  2. Type “regedit” and press Enter to open the Registry Editor.
  3. Navigate to HKEY_LOCAL_MACHINE\SYSTEM\CurrentControlSet\Control\StorageDevicePolicies.
  4. Look for a value named WriteProtect and make sure it is set to 0. If it does not exist, you may need to create it as a DWORD value.
  5. Close the Registry Editor and restart your computer for changes to take effect.

For more details, refer to this guide: https://www.lifewire.com/remove-write-protection-windows-10-8-7-4586905

Editing the registry should only be done by experienced users. Consider seeking professional help if you are unsure about this process.

Troubleshooting Step-by-Step

Here are some step-by-step instructions to diagnose and resolve “disk is write protected” errors on both Windows and Mac machines:

On Windows

1. Try removing the disk and reinserting it. The write-protection may fail to disengage properly when first inserted.1

2. In Disk Management, check if the disk shows as Read-only. If so, right-click and select Properties. Uncheck Read-only to enable writing.1

3. Use the DISKPART utility to remove write protection. Open Command Prompt as admin and enter:
SELECT DISK # (where # is the number of the write-protected disk)

4. If the disk has a physical write-protect switch, switch it to the off/disabled position.

5. Run CHKDSK to detect and repair disk errors that could be causing the issue.

On Mac

1. Open Disk Utility and select the write-protected disk.

2. Click Erase at the top and erase/format the disk. This will remove write protection.

3. If the disk has a physical lock switch, make sure it is flipped to the unlocked position.

4. Run First Aid to check and repair disk errors.

When to Seek Professional Help

If you have tried the troubleshooting steps listed above and are still getting the “disk is write protected” error, it may be time to seek help from a professional data recovery service. Here are some common cases where DIY fixes fail and you’ll need an expert:

Physical damage – If the hard drive has suffered physical trauma like being dropped, liquid spillage, overheating, etc. Trying to repair it yourself in these cases could make the damage worse. Data recovery pros have specialized tools and clean rooms to safely repair and recover data from physically damaged drives. As per Secure Data Recovery Services, professional recovery is best for physically damaged drives.

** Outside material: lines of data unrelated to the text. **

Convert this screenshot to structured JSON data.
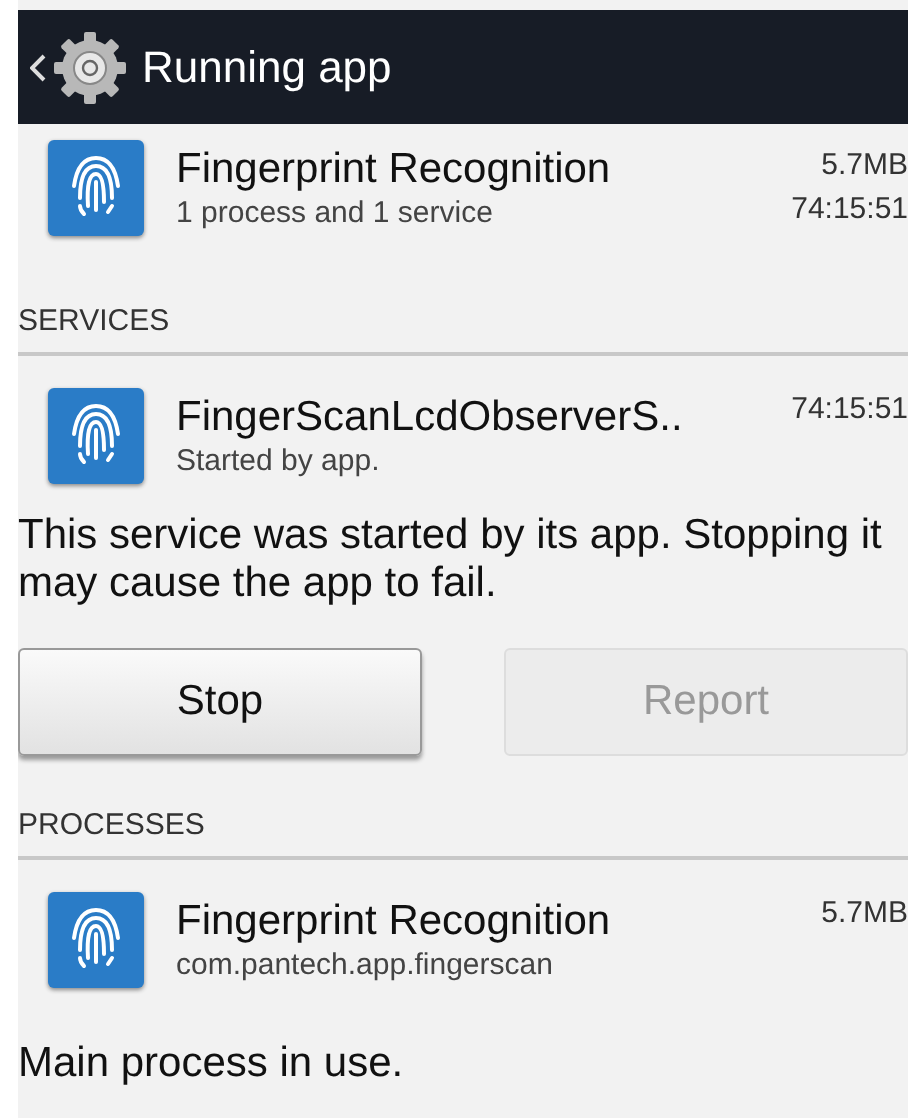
{
  "header": {
    "title": "Running app"
  },
  "app": {
    "name": "Fingerprint Recognition",
    "subtitle": "1 process and 1 service",
    "size": "5.7MB",
    "time": "74:15:51"
  },
  "services": {
    "heading": "SERVICES",
    "items": [
      {
        "name": "FingerScanLcdObserverS..",
        "subtitle": "Started by app.",
        "time": "74:15:51"
      }
    ],
    "description": "This service was started by its app. Stopping it may cause the app to fail.",
    "buttons": [
      {
        "label": "Stop",
        "disabled": false
      },
      {
        "label": "Report",
        "disabled": true
      }
    ]
  },
  "processes": {
    "heading": "PROCESSES",
    "items": [
      {
        "name": "Fingerprint Recognition",
        "subtitle": "com.pantech.app.fingerscan",
        "size": "5.7MB"
      }
    ],
    "description": "Main process in use."
  }
}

Severe logical corruption – Sometimes corruption in the file system or directory structures can be too extensive for DIY software tools to fix. A data recovery service like DriveSavers uses advanced techniques like disk imaging, data extraction, and manual recovery to retrieve data even from a severely corrupted drive.

Failed DIY attempts – If you have unsuccessfully tried using disk utilities, changing cables, system restore, etc. and the drive still shows as write-protected, it’s best to stop further DIY attempts and hand it over to the pros. Continuing to run tests and repairs could overwrite your data making it unrecoverable. Data recovery services like Ontrack and CBL have high success rates even with drives that have failed DIY fixes.